Afton supports New York charter management organization by quantifying and communicating the fiscal impact and philanthropic need associated with long-term growth plans and facilities financing scenarios.
A Charter School Network (“the Network”) in New York City, serving a primarily Black and growing LatinX student population, operated three SUNY-authorized schools and had plans to expand their footprint. Run by a core team of members from the local community, the Network had achieved strong academic results for its students, outperforming the local district and state in both reading and math, and had become the high quality school option for families in the community.
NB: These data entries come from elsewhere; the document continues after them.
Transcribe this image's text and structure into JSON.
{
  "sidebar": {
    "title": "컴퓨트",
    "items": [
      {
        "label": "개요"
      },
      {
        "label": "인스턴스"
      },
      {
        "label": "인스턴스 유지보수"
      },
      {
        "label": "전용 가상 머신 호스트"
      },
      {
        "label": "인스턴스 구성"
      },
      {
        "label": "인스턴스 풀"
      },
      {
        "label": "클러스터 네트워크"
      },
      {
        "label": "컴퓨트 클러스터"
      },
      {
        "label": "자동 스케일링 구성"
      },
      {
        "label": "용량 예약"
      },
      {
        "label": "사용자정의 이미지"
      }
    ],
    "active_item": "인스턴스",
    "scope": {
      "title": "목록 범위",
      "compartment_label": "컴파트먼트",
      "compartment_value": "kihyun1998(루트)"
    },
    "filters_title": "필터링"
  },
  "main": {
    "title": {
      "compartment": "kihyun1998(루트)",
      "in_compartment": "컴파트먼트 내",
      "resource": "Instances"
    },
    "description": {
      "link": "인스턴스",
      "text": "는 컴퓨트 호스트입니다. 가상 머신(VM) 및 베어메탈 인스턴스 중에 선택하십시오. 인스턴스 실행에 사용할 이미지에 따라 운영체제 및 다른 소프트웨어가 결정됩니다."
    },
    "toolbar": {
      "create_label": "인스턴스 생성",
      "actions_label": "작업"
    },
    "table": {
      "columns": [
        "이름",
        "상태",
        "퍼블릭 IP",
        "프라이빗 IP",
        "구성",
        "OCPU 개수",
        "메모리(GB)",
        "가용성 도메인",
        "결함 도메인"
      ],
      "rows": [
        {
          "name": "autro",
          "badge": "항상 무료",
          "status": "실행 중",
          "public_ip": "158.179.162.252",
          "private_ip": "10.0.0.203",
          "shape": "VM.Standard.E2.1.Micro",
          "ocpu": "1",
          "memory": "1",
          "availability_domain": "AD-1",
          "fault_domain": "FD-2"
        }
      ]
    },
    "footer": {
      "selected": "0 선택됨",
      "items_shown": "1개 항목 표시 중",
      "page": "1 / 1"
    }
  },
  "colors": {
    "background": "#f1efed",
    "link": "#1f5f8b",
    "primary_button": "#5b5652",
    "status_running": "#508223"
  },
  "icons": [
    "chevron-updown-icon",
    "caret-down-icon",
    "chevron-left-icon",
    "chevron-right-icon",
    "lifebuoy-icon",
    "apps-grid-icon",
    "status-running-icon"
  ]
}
With capacity to grow and with increasing demand for enrollment at charter schools in the local area, the Network needed support in developing financially sustainable long-term growth plans that would guide internal strategy, inform philanthropic asks, and support facilities financing opportunities and the application process for approval to open new schools. Afton worked with Ford Research & Solutions, Inc. (“Ford Research”) to develop a long-term financial projection and scenario model for the Network. From December 2017 through March 2018, Afton worked closely with leadership at the Network and Ford Research to develop a dynamic MS Excel-based model that is in alignment with Charter School Growth Fund (“CSGF”) requirements and Ford Research’s work in developing and iterating the Network’s anticipated growth plan over the next ten plus years.
The long-term financial projection model was constructed to provide for scenario, sensitivity, and affordability testing for various inputs – particularly wages, benefits and facilities financing options. This model was used to inform discussions leading up to a presentation that the Network delivered for CSGF in 2018.
One financial planning model can and should serve multiple organizational needs. Organizations produce a variety of different financial reports, often requiring multiple different systems and applications. Once the time is put in to develop a financial model that incorporates these different reports into one place using a common data structure, the organization should be able to use one model to drive internal strategy. The Network was able to use our model to understand the financial implications of different cost assumptions, drive conversations with lenders for facilities financing terms and options, apply for grant funding, develop board reports, and apply for the opening of new schools.
Quantifying the impact of different facilities financing scenarios can help networks understand what they can afford. We often work with growing organizations looking to expand into new school facilities. While many options for expansion exist – such as rent vs. own, build vs. buy, incubate an existing school building vs. not, etc. – each option has a unique fiscal impact on the organization. We build our forecast models to quantify the fiscal impact of different facilities financing decisions so that organizations can understand the impact, risks, and opportunities of each scenario. Our model tracked projected network-wide and site-level performance against new financial covenants (more specifically, Debt Service Coverage Ratios and Days of Cash on Hand), and we presented options for levers the Network could pull to meet new targets.
While the organization-total view is important, site-level detail adds transparency that can highlight key drivers of financial sustainability. The financial model developed featured a consolidated organization total view of Cash Flow, Balance Sheet, and Profit & Loss (“P&L”) forecasts. Site-level forecasts for each of the existing schools, the new schools, and the network office drive the organization-total view. This way each location/campus can be easily compared to understand not only site-level metrics and potential outliers but also to understand drivers of the organization’s overall financial performance. In our experience, we have seen that site-level detail can highlight intentional and known organizational decisions (ie. one campus with much higher per pupil costs due to serving a higher needs student population), but this level of detail can also highlight unintentional inequities and inefficiencies.